In 1975, the Federal Government has enacted a statute containing provision that are roughly similar to those included in the California lemon law. The Magnuson-Moss Warranty Act (sometimes called the “federal lemon law”) covers all products sold in the U.S. that are sold with warranties and which are typically used for consumer purposes. It also sets forth certain minimum standards for written warranties.
Most importantly, the federal lemon law requires that warrantors either repair defective products within a reasonable number of attempts or offer to buy them back. Like state lemon laws, the Magnuson-Moss Warranty Act also allows prevailing consumers to recover their attorneys’ fees and costs from losing manufacturers and warrantors.

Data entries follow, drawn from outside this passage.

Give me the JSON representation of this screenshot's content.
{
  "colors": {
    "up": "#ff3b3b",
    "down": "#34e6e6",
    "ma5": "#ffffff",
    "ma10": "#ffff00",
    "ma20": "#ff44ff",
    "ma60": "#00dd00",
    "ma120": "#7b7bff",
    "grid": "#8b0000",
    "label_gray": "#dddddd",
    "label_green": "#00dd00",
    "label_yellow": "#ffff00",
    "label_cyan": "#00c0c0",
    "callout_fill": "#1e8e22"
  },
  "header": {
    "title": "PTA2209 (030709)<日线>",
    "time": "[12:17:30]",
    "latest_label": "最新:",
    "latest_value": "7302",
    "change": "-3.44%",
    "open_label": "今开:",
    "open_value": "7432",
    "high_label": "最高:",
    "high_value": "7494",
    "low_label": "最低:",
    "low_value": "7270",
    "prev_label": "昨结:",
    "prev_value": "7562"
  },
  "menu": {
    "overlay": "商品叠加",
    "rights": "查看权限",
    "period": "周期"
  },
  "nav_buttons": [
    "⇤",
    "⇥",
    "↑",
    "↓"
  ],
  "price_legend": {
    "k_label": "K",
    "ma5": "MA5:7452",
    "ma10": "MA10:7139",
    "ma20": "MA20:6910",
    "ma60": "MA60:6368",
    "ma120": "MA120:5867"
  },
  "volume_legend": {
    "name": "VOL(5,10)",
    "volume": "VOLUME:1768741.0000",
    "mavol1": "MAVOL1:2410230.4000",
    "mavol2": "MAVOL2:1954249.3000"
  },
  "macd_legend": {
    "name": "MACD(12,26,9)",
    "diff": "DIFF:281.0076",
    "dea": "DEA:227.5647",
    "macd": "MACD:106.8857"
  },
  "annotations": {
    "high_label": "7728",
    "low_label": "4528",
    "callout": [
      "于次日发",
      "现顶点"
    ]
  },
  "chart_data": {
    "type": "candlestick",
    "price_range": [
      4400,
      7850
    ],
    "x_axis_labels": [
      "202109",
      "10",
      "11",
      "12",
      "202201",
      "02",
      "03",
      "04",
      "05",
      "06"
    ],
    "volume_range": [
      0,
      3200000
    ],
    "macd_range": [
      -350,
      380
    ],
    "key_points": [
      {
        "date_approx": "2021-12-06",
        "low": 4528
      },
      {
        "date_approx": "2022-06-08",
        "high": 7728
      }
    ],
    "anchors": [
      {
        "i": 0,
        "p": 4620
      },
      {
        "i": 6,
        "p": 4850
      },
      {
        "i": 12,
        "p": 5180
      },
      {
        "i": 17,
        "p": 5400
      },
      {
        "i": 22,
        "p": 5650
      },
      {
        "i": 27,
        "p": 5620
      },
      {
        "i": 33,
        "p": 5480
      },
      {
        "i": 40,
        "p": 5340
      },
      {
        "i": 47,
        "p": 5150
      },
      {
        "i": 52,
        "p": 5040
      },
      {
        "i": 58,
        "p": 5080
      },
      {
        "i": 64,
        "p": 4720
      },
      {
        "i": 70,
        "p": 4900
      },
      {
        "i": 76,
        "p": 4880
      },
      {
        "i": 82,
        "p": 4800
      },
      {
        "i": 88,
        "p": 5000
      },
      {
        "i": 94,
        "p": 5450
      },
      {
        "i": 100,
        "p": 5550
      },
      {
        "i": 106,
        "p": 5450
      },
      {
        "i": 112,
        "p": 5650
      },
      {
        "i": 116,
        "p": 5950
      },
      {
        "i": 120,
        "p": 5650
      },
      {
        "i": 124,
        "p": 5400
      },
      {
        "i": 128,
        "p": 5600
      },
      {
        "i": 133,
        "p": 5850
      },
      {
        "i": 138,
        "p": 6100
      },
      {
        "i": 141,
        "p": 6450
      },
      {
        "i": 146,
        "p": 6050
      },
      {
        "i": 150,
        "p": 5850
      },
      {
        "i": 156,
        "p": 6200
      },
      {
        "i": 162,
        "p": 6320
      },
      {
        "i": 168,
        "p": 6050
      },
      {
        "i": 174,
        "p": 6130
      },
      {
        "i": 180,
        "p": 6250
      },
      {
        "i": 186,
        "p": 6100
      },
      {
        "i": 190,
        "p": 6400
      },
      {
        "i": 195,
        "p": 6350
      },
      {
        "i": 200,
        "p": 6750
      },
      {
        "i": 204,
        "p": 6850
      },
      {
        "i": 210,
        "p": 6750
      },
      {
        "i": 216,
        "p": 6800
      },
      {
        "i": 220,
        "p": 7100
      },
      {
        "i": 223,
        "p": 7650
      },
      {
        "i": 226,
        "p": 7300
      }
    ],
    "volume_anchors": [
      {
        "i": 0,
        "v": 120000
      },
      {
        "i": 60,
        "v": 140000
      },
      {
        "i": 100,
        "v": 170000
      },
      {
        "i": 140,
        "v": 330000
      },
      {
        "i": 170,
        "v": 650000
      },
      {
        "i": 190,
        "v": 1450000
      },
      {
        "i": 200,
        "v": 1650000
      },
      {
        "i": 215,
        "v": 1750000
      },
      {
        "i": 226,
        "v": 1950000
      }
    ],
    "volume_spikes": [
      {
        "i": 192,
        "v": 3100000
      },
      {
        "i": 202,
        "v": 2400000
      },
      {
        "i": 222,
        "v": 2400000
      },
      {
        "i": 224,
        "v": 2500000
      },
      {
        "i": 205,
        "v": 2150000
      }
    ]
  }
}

Generally state lemon laws offer greater protection and more effective remedies than the federal lemon law; however, if you are in a situation where the California does not apply, you should consult a qualified consumer law attorney to discuss your rights under the Magnuson-Moss Warranty Act.
Generally, the question of where an automobile was purchase or leased is easy to determine. If you went to a car dealership, paid for it there, and drove it away the dealership is probably the place of sale.
However, when consumers order automobiles from out-of-state car dealers and/or have them delivered to California the question of where the vehicle was sold becomes much more difficult. California’s Appellate Courts have interpreted the California lemon law’s statutory text to mean that a vehicle is “sold in California” if title passes between the buyer and the seller within this state.
So how do you determine where the title passed? Well, you don’t. It’s something you should consult an attorney to discuss. Where title passes is an inherently difficult legal question that will require an analysis of all of the facts and circumstances of your particular transaction. Accordingly, prior to contacting an attorney to obtain an opinion of where title passed, consumers would be wise to gather all of their paperwork regarding the ordering of the vehicle, its sale, and its delivery to California.